The impact of surgery resident training on the duration of tibial plateau leveling osteotomy surgery

Atsushi Niida, Po-Yen Chou, Barbro Filliquist, Denis J Marcellin-Little, Amy S Kapatkin, Philip H Kass
Vet Surg. 2024 May 19. doi: 10.1111/vsu.14113.

Objective: To investigate the impact of surgery resident training on surgery duration in tibial plateau leveling osteotomy (TPLO) and evaluate whether surgery duration differs with each year of residency training.

Study design: Retrospective medical record review.

Animals: A total of 256 client-owned dogs underwent TPLO.

Methods: Records of dogs that underwent TPLO between August 2019 and August 2022 were reviewed. The effects of the surgeon (faculty/resident) and the procedure (arthrotomy/arthroscopy) on TPLO surgery duration were examined with an analysis of variance, and geometric least squares means (GLSM) were compared. A linear mixed effects model (LMM) was fitted to quantify fixed and random effects.

Results: Four faculty surgeons performed 74 (29%) TPLOs, while 10 residents performed 182 (71%) TPLOs under the direct supervision of a faculty surgeon. All TPLOs were conducted with arthrotomy (109; 43%) or arthroscopy (147; 57%). Overall, residents (GLSM, 153 min) required 54% more surgery duration than faculty surgeons (GLSM, 99 min). Surgery duration among first-year residents (GLSM, 170 min) was 15% longer than second- (GLSM, 148 min) and third-year (GLSM, 147 min) residents, whereas the duration did not differ statistically between second- and third-year residents.
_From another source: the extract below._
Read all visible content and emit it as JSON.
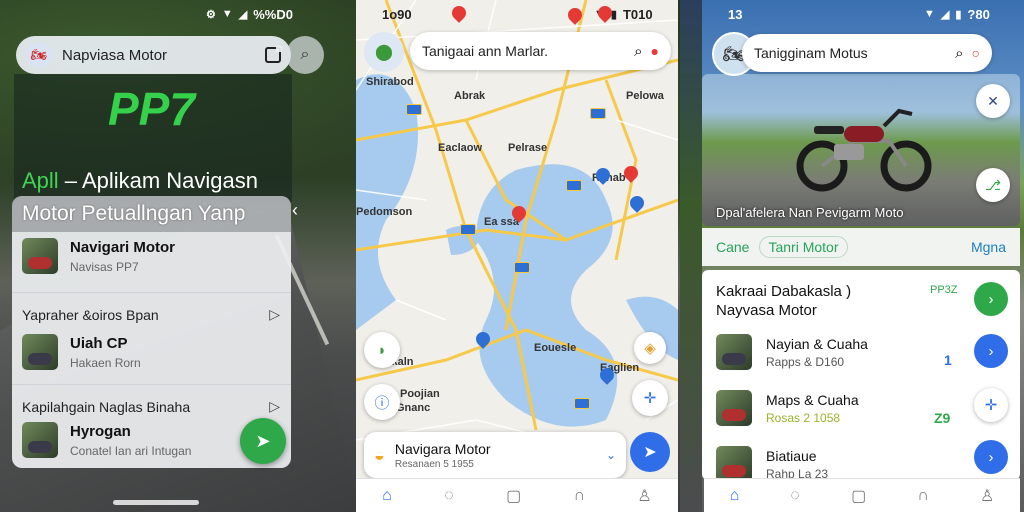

Arthroscopy, meniscal tear treatment, surgery on the right stifle, and increasing patient weight were also associated with longer surgery duration.

Conclusion: The duration of TPLO surgery significantly decreased after the first year of residency, but did not decrease afterward.

Clinical significance: The results will aid with resource allocation, curricula planning, and cost management associated with resident training.